The Prognostic Impact of Soluble Apoptosis-Stimulating Fragment on Mortality in Patients With Carotid Atherosclerosis
Background and Purpose—Markers of apoptosis are associated with cardiovascular disease. The soluble apoptosis-stimulating fragment (sFAS) was found to be a predictor for outcome in patients with heart failure, but its importance in patients with atherosclerotic disease has not been fully understood as yet. The aim of the present study was to investigate the impact of sFAS on all-cause and cardiovascular mortality in patients with atherosclerosis in the carotid arteries.
Methods—We studied 981 of 1286 consecutive patients with neurological asymptomatic carotid atherosclerosis as evaluated by duplex Doppler sonography. Patients were prospectively followed for long-term all-cause and cardiovascular mortality.
Results—During a median follow-up of 6.2 years (interquartile range, 5.9 to 6.6 years), a total of 250 deaths (25.5%), including 165 (66%) cardiovascular deaths, were recorded. The risk for all-cause and for cardiovascular mortality, respectively, increased significantly with sFAS concentrations (P<0.001). The hazard ratio for all-cause death was elevated by 2.3-fold (P<0.001) and for cardiovascular death by 2.4-fold (P<0.001) in patients within the highest quintile of sFAS compared with patients within the lowest quintile, respectively. Results remained significant after adjustment for potential confounders and established cardiovascular risk factors, including high-sensitivity C-reactive protein. Patients with high sFAS but low high-sensitivity C-reactive protein had a comparable survival rate with those with elevated high-sensitivity C-reactive protein only (P=0.50).
Conclusions—Markers of apoptosis, as measured by sFAS, were found to be independent risk predictors for death in patients with atherosclerotic disease in the carotid arteries.
- all-cause mortality
- cardiovascular mortality
- carotid atherosclerosis

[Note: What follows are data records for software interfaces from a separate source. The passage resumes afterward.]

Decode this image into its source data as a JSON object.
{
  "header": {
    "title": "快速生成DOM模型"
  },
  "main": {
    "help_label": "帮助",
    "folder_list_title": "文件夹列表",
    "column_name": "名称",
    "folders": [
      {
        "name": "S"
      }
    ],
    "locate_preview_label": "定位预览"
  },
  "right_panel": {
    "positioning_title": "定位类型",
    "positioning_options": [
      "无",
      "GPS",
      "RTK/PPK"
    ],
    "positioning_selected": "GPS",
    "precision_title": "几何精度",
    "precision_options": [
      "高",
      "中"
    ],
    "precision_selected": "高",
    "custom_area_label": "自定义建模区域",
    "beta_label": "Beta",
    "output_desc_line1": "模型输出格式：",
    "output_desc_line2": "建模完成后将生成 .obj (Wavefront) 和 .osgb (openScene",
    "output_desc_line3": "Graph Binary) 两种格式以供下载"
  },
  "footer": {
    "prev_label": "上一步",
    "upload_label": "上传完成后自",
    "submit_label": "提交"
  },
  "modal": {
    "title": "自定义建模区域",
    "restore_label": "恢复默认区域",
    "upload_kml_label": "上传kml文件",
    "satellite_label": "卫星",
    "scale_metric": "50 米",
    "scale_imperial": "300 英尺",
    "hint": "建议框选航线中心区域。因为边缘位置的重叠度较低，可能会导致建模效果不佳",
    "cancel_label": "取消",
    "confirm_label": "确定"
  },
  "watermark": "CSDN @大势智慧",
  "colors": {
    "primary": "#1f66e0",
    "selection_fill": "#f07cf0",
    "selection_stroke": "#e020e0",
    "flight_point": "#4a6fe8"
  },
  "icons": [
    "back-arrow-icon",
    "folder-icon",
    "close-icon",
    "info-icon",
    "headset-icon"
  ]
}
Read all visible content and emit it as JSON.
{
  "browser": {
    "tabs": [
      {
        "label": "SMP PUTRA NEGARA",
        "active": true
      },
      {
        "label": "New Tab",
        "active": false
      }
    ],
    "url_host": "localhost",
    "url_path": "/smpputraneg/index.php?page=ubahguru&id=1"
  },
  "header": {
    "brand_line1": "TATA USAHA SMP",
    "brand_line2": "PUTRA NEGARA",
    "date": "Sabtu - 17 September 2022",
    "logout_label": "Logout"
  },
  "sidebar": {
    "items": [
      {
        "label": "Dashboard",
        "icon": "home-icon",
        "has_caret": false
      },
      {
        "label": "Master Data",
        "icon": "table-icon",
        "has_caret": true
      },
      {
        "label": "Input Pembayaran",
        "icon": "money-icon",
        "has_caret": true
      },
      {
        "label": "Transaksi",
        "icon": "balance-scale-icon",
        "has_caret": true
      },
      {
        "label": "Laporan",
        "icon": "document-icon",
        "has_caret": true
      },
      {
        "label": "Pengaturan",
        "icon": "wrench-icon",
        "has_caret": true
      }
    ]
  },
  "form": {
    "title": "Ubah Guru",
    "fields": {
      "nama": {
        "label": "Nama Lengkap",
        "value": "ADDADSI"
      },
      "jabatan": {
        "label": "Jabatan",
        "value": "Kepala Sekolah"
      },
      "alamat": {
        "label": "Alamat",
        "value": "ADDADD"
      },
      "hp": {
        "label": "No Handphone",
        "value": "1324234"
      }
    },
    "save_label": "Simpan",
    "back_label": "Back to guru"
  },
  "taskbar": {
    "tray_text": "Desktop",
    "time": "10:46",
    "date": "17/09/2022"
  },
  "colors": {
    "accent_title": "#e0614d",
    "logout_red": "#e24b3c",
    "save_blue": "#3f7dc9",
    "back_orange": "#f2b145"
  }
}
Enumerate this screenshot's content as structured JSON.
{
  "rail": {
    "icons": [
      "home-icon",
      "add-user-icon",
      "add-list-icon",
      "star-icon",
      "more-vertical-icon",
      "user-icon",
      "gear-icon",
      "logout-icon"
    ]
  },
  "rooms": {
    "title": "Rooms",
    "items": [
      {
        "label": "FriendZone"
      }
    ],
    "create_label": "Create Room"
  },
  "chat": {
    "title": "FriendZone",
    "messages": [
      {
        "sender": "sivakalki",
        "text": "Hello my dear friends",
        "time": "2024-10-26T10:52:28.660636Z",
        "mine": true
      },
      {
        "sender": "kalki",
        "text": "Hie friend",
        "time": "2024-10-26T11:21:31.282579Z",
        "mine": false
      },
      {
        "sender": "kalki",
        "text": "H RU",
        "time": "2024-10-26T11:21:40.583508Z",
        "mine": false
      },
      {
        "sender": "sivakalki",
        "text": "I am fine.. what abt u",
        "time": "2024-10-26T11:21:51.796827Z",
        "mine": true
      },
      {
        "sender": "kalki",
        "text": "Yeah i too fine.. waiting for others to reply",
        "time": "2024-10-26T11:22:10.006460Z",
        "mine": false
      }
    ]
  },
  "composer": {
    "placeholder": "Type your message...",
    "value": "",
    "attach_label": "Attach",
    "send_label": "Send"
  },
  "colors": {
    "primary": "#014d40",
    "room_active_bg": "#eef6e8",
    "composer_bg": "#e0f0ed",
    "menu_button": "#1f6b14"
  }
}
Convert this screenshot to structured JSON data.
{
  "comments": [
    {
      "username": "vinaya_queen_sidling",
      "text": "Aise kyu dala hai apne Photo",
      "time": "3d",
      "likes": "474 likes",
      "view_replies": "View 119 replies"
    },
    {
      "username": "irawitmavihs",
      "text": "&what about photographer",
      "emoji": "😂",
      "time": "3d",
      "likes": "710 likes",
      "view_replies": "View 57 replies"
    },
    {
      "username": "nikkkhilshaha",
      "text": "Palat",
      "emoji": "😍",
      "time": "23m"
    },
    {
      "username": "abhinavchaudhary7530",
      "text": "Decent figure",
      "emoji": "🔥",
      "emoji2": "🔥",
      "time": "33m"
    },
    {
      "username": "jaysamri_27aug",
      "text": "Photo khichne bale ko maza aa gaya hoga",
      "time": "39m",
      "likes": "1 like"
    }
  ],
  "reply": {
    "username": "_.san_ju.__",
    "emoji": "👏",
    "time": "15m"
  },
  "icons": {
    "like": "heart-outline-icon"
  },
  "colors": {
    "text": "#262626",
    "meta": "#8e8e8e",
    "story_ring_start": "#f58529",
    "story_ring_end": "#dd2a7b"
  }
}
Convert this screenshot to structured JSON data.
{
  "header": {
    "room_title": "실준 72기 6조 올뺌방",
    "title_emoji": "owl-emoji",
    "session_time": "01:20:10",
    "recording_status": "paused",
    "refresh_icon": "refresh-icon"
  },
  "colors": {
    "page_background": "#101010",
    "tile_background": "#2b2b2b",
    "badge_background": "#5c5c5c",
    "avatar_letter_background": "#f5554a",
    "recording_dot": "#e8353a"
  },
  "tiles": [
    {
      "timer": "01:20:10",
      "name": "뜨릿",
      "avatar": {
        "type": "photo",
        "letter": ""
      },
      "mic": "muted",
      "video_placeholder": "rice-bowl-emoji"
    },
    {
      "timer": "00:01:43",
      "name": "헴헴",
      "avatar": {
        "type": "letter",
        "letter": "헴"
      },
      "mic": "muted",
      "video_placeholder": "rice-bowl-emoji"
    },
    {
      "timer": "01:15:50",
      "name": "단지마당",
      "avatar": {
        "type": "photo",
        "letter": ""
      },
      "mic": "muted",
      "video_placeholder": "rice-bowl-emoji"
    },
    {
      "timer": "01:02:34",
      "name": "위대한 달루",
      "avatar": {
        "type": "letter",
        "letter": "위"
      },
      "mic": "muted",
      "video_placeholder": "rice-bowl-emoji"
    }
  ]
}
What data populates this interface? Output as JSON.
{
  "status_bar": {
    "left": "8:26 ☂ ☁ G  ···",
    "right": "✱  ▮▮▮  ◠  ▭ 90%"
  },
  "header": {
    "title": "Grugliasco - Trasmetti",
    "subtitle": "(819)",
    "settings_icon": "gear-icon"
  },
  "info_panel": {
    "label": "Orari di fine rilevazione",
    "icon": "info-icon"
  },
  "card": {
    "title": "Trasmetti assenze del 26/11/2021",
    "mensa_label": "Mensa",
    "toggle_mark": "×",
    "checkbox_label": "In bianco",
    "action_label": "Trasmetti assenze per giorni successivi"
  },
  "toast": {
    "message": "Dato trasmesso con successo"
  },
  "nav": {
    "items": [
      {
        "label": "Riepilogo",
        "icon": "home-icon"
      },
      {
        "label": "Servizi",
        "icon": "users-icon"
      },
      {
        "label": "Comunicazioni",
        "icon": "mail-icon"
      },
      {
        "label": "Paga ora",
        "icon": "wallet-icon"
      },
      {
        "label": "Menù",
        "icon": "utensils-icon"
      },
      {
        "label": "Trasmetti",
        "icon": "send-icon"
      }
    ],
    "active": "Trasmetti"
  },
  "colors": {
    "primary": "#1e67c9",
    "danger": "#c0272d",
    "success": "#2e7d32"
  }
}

- soluble apoptosis-stimulating fragment
- Received December 13, 2010.
- Revision received March 10, 2011.
- Accepted March 29, 2011.
- © 2011 American Heart Association, Inc.